Show every line of the material that follows in which the word "situation" occurs.
· · ·
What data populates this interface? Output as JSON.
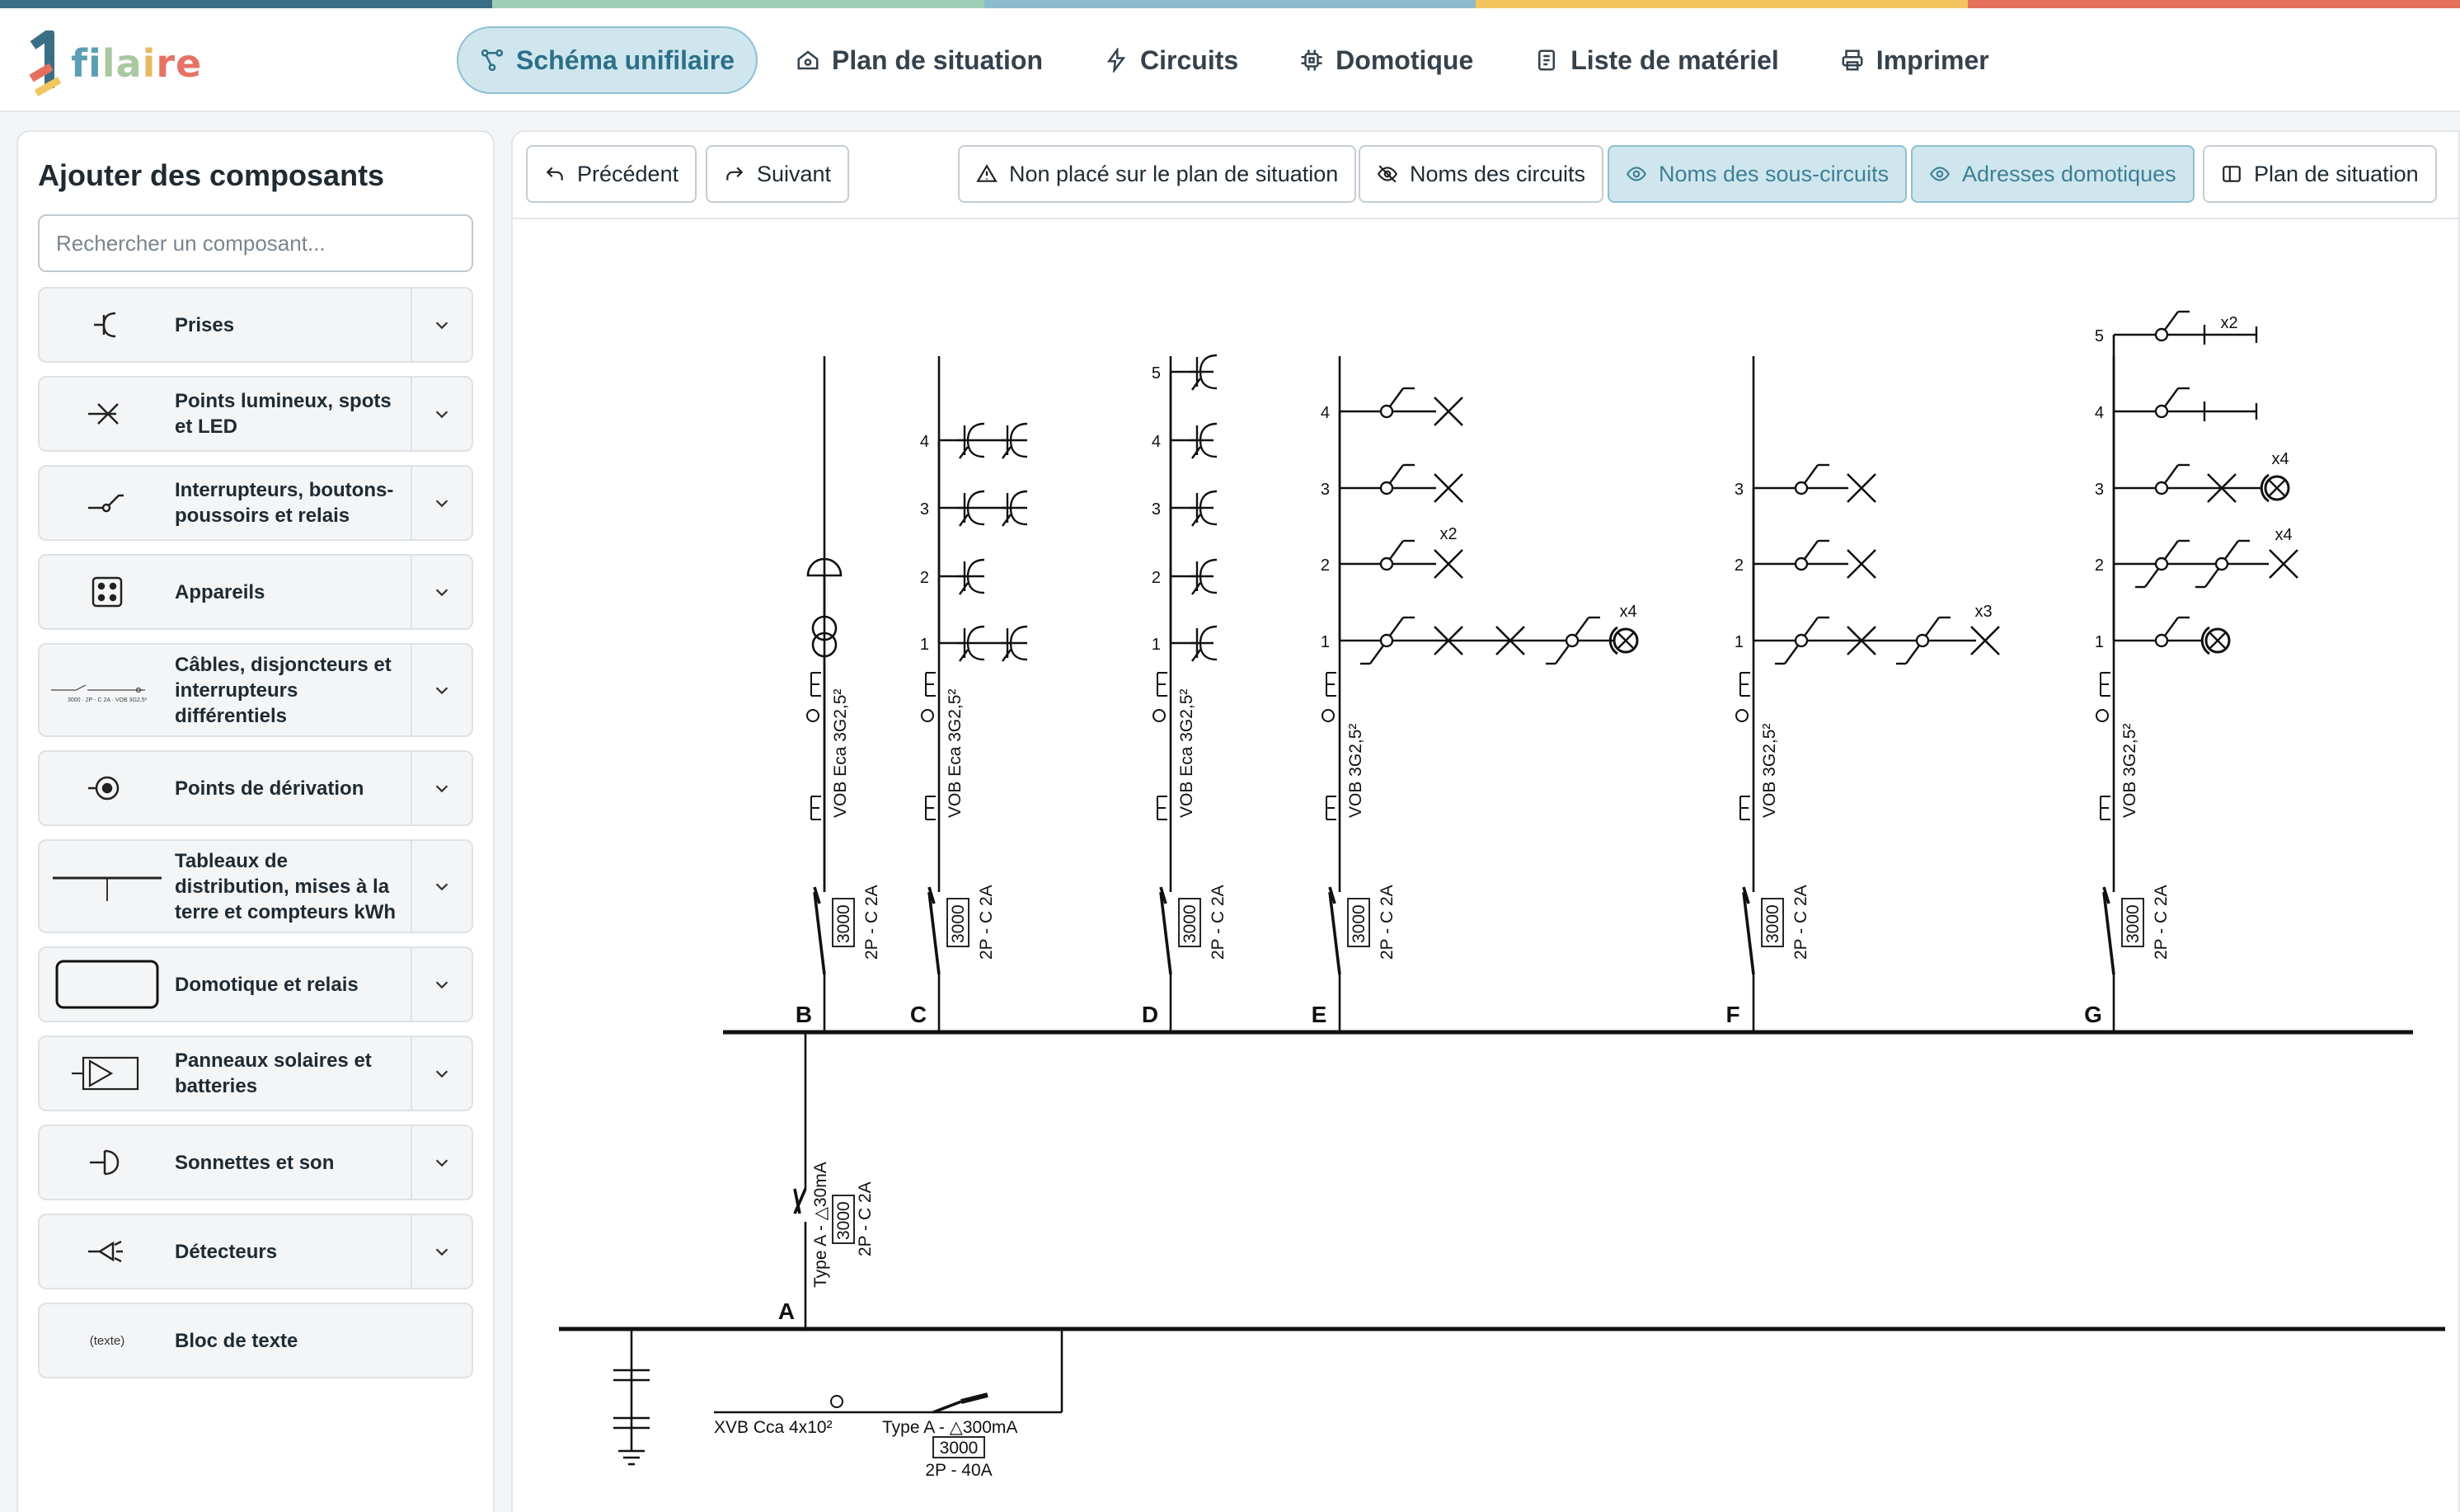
{
  "colors": {
    "bar": [
      "#3a6e86",
      "#9fcfb6",
      "#8bbbcc",
      "#f2c55f",
      "#e5705e"
    ],
    "accent": "#cfe6ee"
  },
  "app": {
    "logo_parts": [
      "fi",
      "la",
      "i",
      "re"
    ]
  },
  "nav": [
    {
      "label": "Schéma unifilaire",
      "icon": "schema-icon",
      "active": true
    },
    {
      "label": "Plan de situation",
      "icon": "house-icon"
    },
    {
      "label": "Circuits",
      "icon": "bolt-icon"
    },
    {
      "label": "Domotique",
      "icon": "chip-icon"
    },
    {
      "label": "Liste de matériel",
      "icon": "list-icon"
    },
    {
      "label": "Imprimer",
      "icon": "printer-icon"
    }
  ],
  "sidebar": {
    "title": "Ajouter des composants",
    "search_placeholder": "Rechercher un composant...",
    "categories": [
      {
        "label": "Prises",
        "icon": "socket-icon"
      },
      {
        "label": "Points lumineux, spots et LED",
        "icon": "light-point-icon"
      },
      {
        "label": "Interrupteurs, boutons-poussoirs et relais",
        "icon": "switch-icon"
      },
      {
        "label": "Appareils",
        "icon": "appliance-icon"
      },
      {
        "label": "Câbles, disjoncteurs et interrupteurs différentiels",
        "icon": "cable-breaker-icon",
        "icon_text": "3000 · 2P - C 2A · VOB 3G2,5²"
      },
      {
        "label": "Points de dérivation",
        "icon": "junction-icon"
      },
      {
        "label": "Tableaux de distribution, mises à la terre et compteurs kWh",
        "icon": "distribution-board-icon"
      },
      {
        "label": "Domotique et relais",
        "icon": "home-automation-icon"
      },
      {
        "label": "Panneaux solaires et batteries",
        "icon": "solar-panel-icon"
      },
      {
        "label": "Sonnettes et son",
        "icon": "bell-icon"
      },
      {
        "label": "Détecteurs",
        "icon": "detector-icon"
      },
      {
        "label": "Bloc de texte",
        "icon": "text-block-icon",
        "icon_text": "(texte)"
      }
    ]
  },
  "toolbar": {
    "prev": "Précédent",
    "next": "Suivant",
    "not_placed": "Non placé sur le plan de situation",
    "circuit_names": "Noms des circuits",
    "subcircuit_names": "Noms des sous-circuits",
    "domotic_addresses": "Adresses domotiques",
    "site_plan": "Plan de situation"
  },
  "schematic": {
    "circuits": [
      {
        "letter": "B",
        "cable": "VOB Eca 3G2,5²",
        "rating": "3000",
        "breaker": "2P - C 2A"
      },
      {
        "letter": "C",
        "cable": "VOB Eca 3G2,5²",
        "rating": "3000",
        "breaker": "2P - C 2A",
        "rows": [
          "4",
          "3",
          "2",
          "1"
        ]
      },
      {
        "letter": "D",
        "cable": "VOB Eca 3G2,5²",
        "rating": "3000",
        "breaker": "2P - C 2A",
        "rows": [
          "5",
          "4",
          "3",
          "2",
          "1"
        ]
      },
      {
        "letter": "E",
        "cable": "VOB 3G2,5²",
        "rating": "3000",
        "breaker": "2P - C 2A",
        "rows": [
          "4",
          "3",
          "2",
          "1"
        ],
        "mult": [
          "x2",
          "x4"
        ]
      },
      {
        "letter": "F",
        "cable": "VOB 3G2,5²",
        "rating": "3000",
        "breaker": "2P - C 2A",
        "rows": [
          "3",
          "2",
          "1"
        ],
        "mult": [
          "x3"
        ]
      },
      {
        "letter": "G",
        "cable": "VOB 3G2,5²",
        "rating": "3000",
        "breaker": "2P - C 2A",
        "rows": [
          "5",
          "4",
          "3",
          "2",
          "1"
        ],
        "mult": [
          "x2",
          "x4",
          "x4"
        ]
      }
    ],
    "circuit_a": {
      "letter": "A",
      "type": "Type A - △30mA",
      "rating": "3000",
      "breaker": "2P - C 2A"
    },
    "main": {
      "cable": "XVB Cca 4x10²",
      "type": "Type A - △300mA",
      "rating": "3000",
      "breaker": "2P - 40A"
    }
  }
}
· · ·
### Solution:
      "label": "Plan de situation",
    "not_placed": "Non placé sur le plan de situation",
    "site_plan": "Plan de situation"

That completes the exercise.